There is a reason why you often get great service and value from a startup but rotten service and poor value from a utility. One is incentivized to get you to buy into their brand in the hopes that you become a repeat customer, while the other is incentivized to exploit their monopoly power to extract as much money from you as they can.
Incentives matter. As every practitioner or student of business knows, a company’s business model is largely driven by where they are on the classic “S curve” of business.
At the bottom left of the curve, a company has little competition and few customers, and as they move up the center of the “S,” they gain more competition, but enough customers to keep everyone pushing on and profitable. By the time companies reach the top right of the “S,” they have all the customers they are ever going to get, but much more competition.
The upside of this process is that as one S curve reaches the top right, the beginnings of the next S curve are bubbling away, and the monopolist is disrupted relatively quickly. Technologies change, innovations occur and, as consumers, we have the option of something better, cheaper and faster.
In real estate, though, this process has never really worked. The oﬃce building has not fundamentally changed much over many decades. Barring notable exceptions, they are all much of the same: grey decor, grey desks, grey computers and black chairs. You had posh versions of dreary oﬃces and ordinary versions of dreary oﬃces. And this worked beautifully for the industry; all the incentives pointed towards doing the same as your competition. The sheer dullness of corporate oﬃces was a feature, not a bug. In short, this setup worked and worked well – at least it did for landlords.
That world has been blown apart by the rise of #SpaceAsAService, as all the incentives the real estate industry has known for decades are about to change.
And this is a great thing.
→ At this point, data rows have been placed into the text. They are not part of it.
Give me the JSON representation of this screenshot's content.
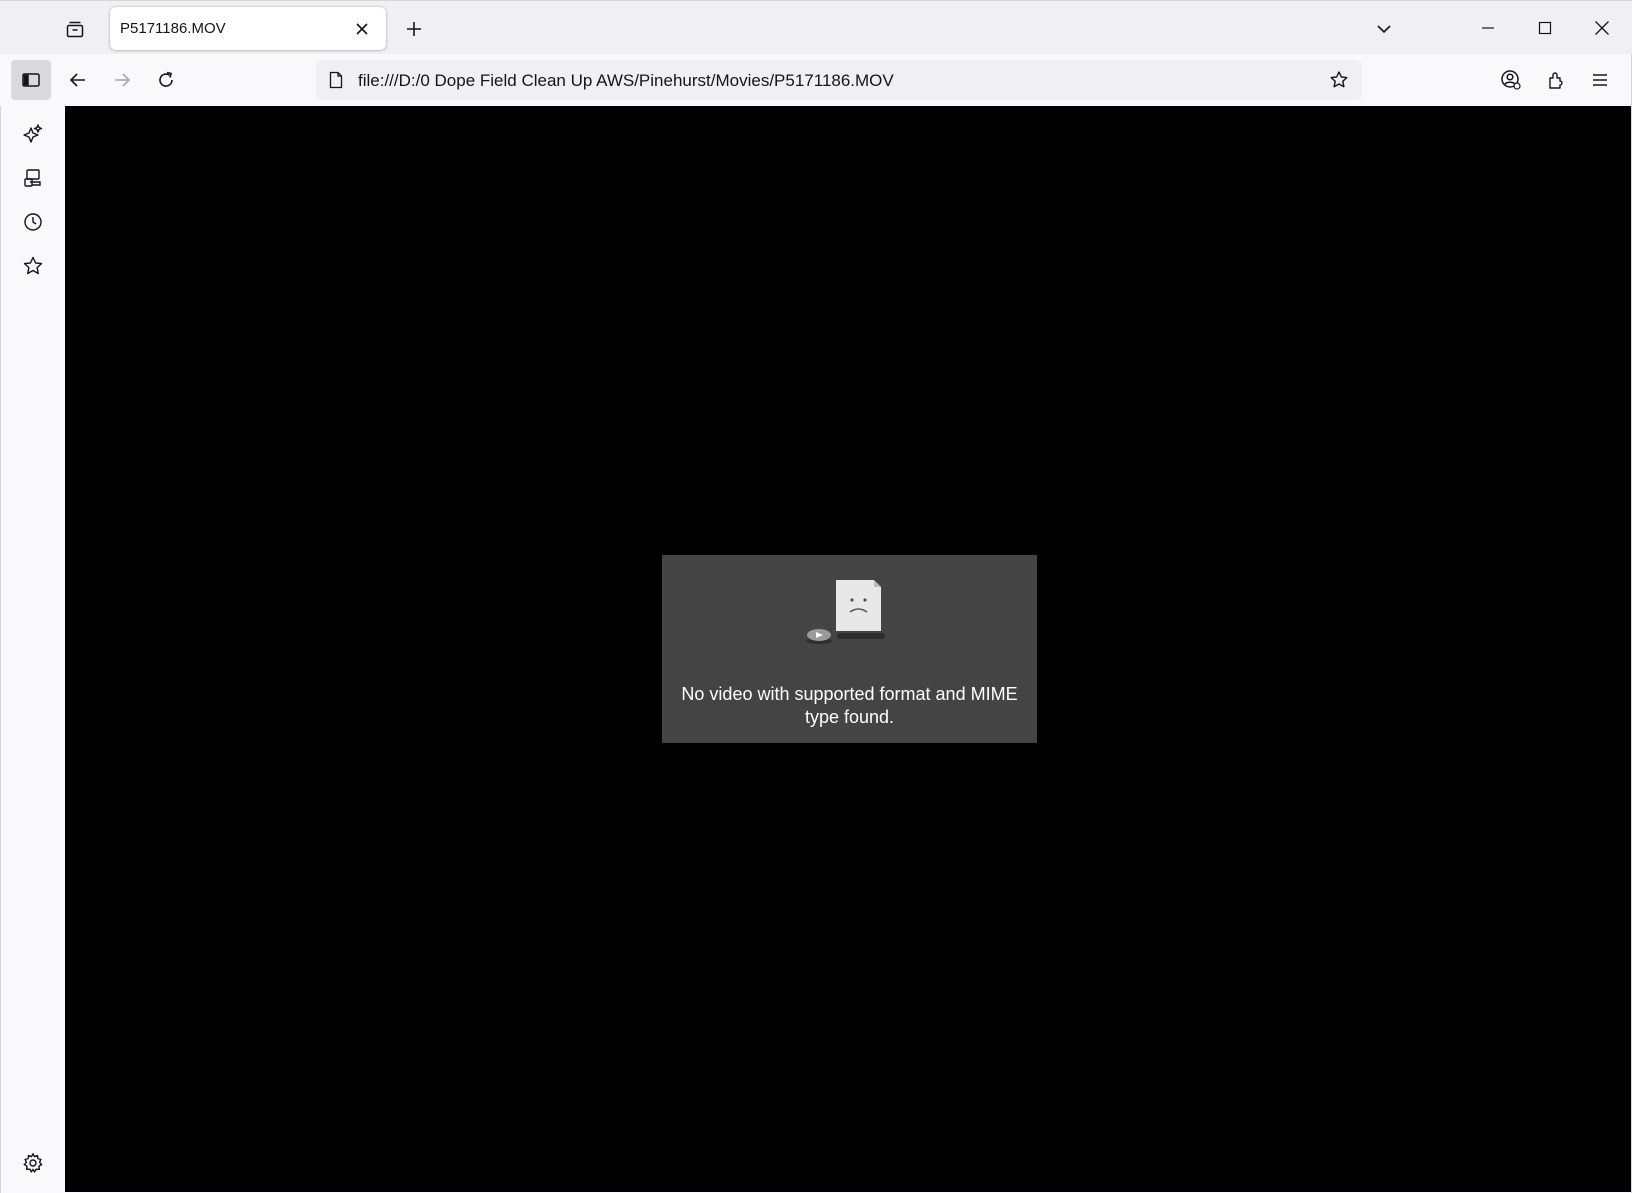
{
  "tab": {
    "title": "P5171186.MOV"
  },
  "navigation": {
    "url": "file:///D:/0 Dope Field Clean Up AWS/Pinehurst/Movies/P5171186.MOV"
  },
  "video_error": {
    "message_line1": "No video with supported format and MIME",
    "message_line2": "type found."
  },
  "icons": {
    "titlebar": [
      "tab-groups-icon",
      "close-tab-icon",
      "new-tab-icon",
      "tab-list-icon",
      "minimize-icon",
      "maximize-icon",
      "close-window-icon"
    ],
    "toolbar": [
      "sidebar-toggle-icon",
      "back-icon",
      "forward-icon",
      "reload-icon",
      "page-icon",
      "bookmark-star-icon",
      "account-icon",
      "extensions-icon",
      "menu-icon"
    ],
    "sidebar": [
      "ai-chatbot-icon",
      "synced-tabs-icon",
      "history-icon",
      "bookmarks-icon",
      "settings-icon"
    ]
  },
  "colors": {
    "content_background": "#000000",
    "error_box": "#444444",
    "chrome_background": "#f0f0f4",
    "sidebar_active": "#d9d9de"
  }
}
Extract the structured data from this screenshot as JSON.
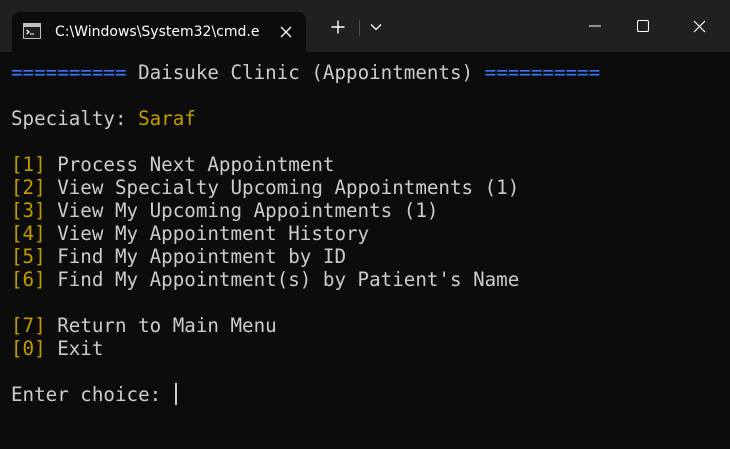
{
  "tab": {
    "title": "C:\\Windows\\System32\\cmd.e",
    "icon": "cmd-icon"
  },
  "tabbar": {
    "new_tab_icon": "plus-icon",
    "dropdown_icon": "chevron-down-icon"
  },
  "window_controls": [
    "minimize-icon",
    "maximize-icon",
    "close-icon"
  ],
  "terminal": {
    "header": {
      "left_rule": "==========",
      "title": " Daisuke Clinic (Appointments) ",
      "right_rule": "=========="
    },
    "specialty": {
      "label": "Specialty: ",
      "value": "Saraf"
    },
    "menu": [
      {
        "key": "[1]",
        "label": " Process Next Appointment"
      },
      {
        "key": "[2]",
        "label": " View Specialty Upcoming Appointments (1)"
      },
      {
        "key": "[3]",
        "label": " View My Upcoming Appointments (1)"
      },
      {
        "key": "[4]",
        "label": " View My Appointment History"
      },
      {
        "key": "[5]",
        "label": " Find My Appointment by ID"
      },
      {
        "key": "[6]",
        "label": " Find My Appointment(s) by Patient's Name"
      },
      {
        "key": "[7]",
        "label": " Return to Main Menu"
      },
      {
        "key": "[0]",
        "label": " Exit"
      }
    ],
    "prompt": "Enter choice: "
  },
  "colors": {
    "background": "#0c0c0c",
    "text": "#cccccc",
    "accent_blue": "#3b78ff",
    "accent_gold": "#c19c00",
    "titlebar": "#202020"
  }
}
The two biggest changes are around customers and product. First, the most important feature of #SpaceAsAService is that the landlord’s customer morphs from being the name on the lease and the person who signs the quarterly rent check, to every single person who enters the property.
When occupancy is on-demand, or at least by way of short-term leases, the incentive to keep pleasing the users day-in, day-out suddenly becomes of paramount importance. In a long-lease world, the incentives are to let as much space as you can for as long as you can. Your incentives are to not spend a cent more than what is required to fulfil your lease obligations. In a #SpaceAsAService world, these incentives are turned inside out; you really want to lease less space per person, and in many cases, for as little time as possible.
Completely on-demand space carries a significant price premium, so in an ideal world, if you maintain high occupancy with a high percentage of on-demand usage, your returns would be optimized. Obviously that price premium reflects the higher risk to the landlord, but again the incentive then is to minimize this risk by providing the greatest possible user experience for the specific type of customer segment you are targeting.
And that is why product is the other great change, alongside the changing nature of the customer. Only the best spaces, the ones that really do provide the product or service that a user needs and when they need it, will pull oﬀ this business model. They will need to understand exactly how their buildings are operating (environmentally as much as anything else), how exactly they are being used (which areas are quiet or busy, popular or underused, etc.) and also exactly who their customers are and the appropriate space they need to help them get their jobs done.
In short, in a #SpaceAsAService world, all the incentives for a landlord are aligned with providing fantastic workplaces where the user experience for everyone who enters their properties is so perfectly attuned to their needs that they keep coming back, and are prepared to pay a premium for it.
This is why we are entering into a golden age for office real estate. Everyone is now incentivized to be better than everyone else and the bar continues to be raised.
Antony Slumbers is a former property developer, tech entrepreneur and consultant who advises commercial real estate institutions, developers and professional services companies on the impact of new technologies on the real estate industry.